In addition to these efforts, The State of Homelessness in Canada 2016 calls for a Housing First strategy to reduce emergency shelter use among veterans, and urges the federal government to provide:

  1. Housing First funding for veterans who are at risk of or who are experiencing homelessness;
  2. New affordable housing units specifically designed to support veterans and their needs;
  3. And expand eligibility of veteran benefits beyond those who can demonstrate a direct link between military service and their injury or illness including greater flexibility for local offices to distribute emergency funds.

Lastly, on November 22nd, the Government of Canada is releasing the results of the Let’s Talk Housing consultations held over the summer. Being part of the development of Canada’s first National Housing Strategy is a critical step to ensure that it addresses the housing needs of veterans.

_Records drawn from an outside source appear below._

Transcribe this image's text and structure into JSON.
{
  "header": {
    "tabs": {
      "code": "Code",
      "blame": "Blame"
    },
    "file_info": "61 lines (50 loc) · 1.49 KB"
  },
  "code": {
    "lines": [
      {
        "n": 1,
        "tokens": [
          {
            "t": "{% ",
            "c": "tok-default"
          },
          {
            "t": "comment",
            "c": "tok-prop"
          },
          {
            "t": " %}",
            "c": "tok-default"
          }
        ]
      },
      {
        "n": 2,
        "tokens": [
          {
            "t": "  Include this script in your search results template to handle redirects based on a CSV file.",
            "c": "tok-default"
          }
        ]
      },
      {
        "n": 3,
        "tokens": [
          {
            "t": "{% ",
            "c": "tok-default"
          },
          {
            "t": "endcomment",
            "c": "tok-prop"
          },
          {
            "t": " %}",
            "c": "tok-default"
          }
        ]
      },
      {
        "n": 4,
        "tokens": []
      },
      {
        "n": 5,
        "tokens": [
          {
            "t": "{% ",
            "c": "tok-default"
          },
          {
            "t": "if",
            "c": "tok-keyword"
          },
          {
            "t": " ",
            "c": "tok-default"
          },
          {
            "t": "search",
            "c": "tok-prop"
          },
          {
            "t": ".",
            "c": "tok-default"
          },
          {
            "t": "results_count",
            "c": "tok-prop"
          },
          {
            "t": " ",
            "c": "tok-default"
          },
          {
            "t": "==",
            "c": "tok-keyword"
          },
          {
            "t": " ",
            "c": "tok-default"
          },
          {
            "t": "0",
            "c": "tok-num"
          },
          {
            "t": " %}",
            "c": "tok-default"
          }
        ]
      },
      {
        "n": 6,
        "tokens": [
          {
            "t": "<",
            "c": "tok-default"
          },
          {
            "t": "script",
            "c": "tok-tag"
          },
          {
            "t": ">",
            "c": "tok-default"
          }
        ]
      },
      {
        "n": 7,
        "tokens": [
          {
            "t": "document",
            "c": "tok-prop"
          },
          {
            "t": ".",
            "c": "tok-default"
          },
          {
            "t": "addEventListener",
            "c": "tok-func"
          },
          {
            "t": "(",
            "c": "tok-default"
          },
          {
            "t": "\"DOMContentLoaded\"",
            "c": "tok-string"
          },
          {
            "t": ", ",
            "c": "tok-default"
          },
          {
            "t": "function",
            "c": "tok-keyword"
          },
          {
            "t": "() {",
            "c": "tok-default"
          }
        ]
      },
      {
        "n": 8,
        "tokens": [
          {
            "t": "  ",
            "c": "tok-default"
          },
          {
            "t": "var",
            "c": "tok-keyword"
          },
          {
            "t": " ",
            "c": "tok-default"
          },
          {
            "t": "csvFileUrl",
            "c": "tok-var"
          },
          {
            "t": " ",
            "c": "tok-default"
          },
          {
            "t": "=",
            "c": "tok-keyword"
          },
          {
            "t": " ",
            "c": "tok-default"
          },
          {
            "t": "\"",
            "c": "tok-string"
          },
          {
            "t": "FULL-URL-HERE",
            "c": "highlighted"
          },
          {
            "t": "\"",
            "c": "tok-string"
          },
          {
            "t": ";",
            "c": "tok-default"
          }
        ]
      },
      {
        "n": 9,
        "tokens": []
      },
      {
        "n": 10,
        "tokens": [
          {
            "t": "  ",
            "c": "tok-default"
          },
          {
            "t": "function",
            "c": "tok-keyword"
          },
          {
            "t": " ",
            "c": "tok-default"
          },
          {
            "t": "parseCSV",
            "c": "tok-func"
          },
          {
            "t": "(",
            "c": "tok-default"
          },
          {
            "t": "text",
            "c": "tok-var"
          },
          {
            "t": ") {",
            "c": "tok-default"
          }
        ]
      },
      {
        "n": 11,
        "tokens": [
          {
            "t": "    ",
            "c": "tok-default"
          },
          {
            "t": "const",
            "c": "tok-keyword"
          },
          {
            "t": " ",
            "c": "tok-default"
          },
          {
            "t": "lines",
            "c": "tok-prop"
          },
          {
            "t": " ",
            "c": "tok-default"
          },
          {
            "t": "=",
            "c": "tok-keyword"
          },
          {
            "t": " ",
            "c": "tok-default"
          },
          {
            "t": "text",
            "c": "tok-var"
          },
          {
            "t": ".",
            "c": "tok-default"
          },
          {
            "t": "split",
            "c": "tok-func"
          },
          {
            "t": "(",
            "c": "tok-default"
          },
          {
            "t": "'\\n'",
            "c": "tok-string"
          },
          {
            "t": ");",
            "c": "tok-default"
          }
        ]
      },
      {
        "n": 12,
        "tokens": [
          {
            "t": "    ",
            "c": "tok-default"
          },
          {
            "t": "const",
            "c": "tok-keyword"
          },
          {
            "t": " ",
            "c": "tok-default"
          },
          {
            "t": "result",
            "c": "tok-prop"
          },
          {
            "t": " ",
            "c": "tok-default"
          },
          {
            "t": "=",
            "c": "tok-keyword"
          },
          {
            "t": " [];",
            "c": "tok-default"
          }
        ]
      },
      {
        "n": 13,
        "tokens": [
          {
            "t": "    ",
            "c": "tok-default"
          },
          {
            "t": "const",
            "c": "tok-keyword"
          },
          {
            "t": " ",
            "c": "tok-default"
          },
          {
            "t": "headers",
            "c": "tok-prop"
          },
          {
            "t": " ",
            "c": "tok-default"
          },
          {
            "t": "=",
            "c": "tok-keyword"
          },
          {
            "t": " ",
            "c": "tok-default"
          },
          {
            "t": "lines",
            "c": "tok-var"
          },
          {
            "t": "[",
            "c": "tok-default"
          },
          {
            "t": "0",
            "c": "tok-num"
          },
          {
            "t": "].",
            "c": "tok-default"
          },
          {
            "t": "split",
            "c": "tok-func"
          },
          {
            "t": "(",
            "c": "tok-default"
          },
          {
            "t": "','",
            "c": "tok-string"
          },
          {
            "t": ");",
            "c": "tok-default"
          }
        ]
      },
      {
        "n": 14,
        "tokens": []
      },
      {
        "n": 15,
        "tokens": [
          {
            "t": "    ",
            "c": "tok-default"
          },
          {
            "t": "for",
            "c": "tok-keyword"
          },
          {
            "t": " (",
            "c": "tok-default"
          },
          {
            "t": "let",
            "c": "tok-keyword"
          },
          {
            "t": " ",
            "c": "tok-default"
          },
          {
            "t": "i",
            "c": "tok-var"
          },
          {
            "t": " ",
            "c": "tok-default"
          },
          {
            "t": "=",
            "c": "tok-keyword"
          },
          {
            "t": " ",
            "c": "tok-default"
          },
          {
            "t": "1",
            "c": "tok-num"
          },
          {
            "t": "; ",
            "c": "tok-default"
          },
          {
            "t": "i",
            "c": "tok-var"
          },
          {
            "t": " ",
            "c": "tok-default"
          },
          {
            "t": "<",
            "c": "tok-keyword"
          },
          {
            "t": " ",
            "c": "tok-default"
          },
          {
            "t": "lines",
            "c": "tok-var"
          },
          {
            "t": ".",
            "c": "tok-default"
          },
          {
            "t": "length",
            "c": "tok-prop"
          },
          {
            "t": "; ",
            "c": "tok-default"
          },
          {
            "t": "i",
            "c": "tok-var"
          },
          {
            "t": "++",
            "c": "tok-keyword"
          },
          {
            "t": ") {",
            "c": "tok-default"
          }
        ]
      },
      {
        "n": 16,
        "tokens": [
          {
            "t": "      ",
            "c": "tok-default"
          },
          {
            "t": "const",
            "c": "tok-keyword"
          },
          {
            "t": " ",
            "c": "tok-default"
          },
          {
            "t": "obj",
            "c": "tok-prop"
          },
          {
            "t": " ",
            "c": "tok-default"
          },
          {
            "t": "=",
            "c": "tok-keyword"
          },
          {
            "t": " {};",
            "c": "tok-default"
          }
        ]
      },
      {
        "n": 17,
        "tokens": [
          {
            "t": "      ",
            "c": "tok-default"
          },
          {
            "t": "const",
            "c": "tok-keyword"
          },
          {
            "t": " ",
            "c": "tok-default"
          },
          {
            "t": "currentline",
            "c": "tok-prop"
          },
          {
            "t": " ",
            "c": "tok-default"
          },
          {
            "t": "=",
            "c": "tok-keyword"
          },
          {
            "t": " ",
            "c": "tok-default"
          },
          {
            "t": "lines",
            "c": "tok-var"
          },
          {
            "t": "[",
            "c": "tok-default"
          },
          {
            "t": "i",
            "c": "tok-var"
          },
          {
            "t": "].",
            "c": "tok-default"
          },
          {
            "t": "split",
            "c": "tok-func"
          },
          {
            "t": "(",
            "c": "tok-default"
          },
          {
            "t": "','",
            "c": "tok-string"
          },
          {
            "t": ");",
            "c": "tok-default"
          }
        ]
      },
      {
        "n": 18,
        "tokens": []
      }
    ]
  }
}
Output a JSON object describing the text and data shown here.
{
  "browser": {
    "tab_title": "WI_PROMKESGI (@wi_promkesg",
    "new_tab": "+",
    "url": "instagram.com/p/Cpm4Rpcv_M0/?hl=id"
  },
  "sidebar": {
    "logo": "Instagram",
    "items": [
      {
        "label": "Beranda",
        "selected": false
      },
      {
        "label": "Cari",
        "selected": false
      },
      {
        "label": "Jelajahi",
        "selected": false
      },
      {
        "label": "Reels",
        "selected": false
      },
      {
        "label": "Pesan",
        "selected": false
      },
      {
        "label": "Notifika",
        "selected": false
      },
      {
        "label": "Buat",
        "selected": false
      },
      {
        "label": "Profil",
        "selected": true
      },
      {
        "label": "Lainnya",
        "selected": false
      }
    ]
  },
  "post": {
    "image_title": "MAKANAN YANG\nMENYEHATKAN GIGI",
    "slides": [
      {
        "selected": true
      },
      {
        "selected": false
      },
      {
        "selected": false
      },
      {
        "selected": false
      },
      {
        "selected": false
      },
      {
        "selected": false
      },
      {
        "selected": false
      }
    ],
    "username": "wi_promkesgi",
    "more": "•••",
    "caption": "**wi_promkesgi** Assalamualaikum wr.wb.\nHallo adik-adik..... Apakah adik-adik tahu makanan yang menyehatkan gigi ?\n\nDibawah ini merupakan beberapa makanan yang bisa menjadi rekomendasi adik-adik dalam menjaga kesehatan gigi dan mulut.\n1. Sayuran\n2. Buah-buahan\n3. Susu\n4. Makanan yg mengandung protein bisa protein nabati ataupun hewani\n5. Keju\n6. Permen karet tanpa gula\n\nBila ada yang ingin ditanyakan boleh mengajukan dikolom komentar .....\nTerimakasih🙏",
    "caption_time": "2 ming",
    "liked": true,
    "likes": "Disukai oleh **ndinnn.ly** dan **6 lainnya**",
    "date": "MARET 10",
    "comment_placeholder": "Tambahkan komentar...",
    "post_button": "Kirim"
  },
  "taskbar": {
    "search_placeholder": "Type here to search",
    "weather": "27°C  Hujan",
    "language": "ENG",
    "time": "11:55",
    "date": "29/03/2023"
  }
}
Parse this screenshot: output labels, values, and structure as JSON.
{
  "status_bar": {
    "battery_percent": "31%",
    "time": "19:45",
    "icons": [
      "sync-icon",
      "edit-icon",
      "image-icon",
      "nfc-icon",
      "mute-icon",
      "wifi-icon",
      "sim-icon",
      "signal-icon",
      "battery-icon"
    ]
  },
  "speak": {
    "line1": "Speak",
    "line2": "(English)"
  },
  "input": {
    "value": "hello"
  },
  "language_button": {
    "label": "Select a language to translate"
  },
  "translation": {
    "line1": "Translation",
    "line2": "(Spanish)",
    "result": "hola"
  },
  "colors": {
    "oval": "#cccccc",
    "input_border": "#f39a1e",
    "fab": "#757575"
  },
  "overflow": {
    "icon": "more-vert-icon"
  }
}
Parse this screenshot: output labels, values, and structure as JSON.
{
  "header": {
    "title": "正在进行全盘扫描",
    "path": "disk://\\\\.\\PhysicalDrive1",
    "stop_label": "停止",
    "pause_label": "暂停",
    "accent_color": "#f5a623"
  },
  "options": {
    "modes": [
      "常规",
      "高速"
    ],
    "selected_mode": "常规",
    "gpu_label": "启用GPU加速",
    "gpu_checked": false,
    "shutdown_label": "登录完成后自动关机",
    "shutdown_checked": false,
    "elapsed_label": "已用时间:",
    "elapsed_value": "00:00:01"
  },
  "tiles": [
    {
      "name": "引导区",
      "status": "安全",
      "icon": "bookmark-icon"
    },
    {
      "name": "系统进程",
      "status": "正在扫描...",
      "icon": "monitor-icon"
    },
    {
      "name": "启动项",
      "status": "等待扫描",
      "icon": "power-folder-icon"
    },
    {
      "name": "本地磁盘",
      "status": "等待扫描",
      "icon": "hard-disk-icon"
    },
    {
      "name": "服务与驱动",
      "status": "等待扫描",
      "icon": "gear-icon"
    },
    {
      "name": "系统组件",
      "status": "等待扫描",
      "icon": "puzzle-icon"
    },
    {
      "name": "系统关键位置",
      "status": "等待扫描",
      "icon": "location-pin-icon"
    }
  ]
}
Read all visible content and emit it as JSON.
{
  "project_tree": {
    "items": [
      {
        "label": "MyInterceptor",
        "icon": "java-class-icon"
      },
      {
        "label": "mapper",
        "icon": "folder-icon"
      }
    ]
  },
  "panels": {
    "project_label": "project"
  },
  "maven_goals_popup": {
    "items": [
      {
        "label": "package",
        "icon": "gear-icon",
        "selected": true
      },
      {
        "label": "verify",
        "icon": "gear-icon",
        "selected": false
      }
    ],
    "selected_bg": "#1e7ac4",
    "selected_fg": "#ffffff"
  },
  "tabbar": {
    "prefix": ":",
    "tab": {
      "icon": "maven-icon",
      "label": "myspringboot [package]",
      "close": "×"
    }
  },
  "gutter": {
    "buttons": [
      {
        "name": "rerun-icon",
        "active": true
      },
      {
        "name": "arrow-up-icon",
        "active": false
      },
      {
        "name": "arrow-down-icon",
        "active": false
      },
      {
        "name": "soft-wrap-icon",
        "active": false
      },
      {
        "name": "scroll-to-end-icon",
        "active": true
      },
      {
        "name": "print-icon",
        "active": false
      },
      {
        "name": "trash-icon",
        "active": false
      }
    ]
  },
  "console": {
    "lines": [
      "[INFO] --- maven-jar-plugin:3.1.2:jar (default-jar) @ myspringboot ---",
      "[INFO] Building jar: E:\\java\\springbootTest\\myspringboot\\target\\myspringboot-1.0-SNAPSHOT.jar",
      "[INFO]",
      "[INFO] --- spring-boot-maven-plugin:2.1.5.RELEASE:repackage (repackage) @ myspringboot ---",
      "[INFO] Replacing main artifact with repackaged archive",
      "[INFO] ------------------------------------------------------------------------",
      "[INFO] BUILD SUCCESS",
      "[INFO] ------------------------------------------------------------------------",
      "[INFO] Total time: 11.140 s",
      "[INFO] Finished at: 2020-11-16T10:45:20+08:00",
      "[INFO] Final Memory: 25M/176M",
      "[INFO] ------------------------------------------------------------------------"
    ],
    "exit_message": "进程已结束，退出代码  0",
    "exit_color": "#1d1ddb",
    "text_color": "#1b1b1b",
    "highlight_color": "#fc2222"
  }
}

With new policy commitments to address homelessness on the horizon, service providers, advocacy groups and all Canadians have an opportunity to demand from the federal government that no veteran ever experiences homelessness.


  • VETS Canada (Veterans Emergency Transition Services) is a non-profit organization recognized for their services provided across Canada for veterans at-risk or experiencing homelessness.
  • Veterans Affairs Canada (VAC) website has links to several community resources and government assistance programs for homeless veterans including information on their offices across Canada.
  • Wounded Warriors Canada supports veterans with health services including counseling, rehabilitation, skills-building programs and networking opportunities.

  • The Canadian Legacy Project is currently working with organizations to develop a unique housing program for veterans in Calgary and provide support services to those in the area.

  • The Royal Canadian Legion has over 1,400 branches across Canada serving veterans and their families with a number of services including housing assistance, mental health, assistance with VAC and financial supports. 

Media Folder: 

Image credit: The State of Homelessness in Canada 2016 & VETS Canada

This post is part of our Friday "Ask the Hub" blog series. Have a homeless-related question you want answered? E-mail us at and we will provide a research-based answer.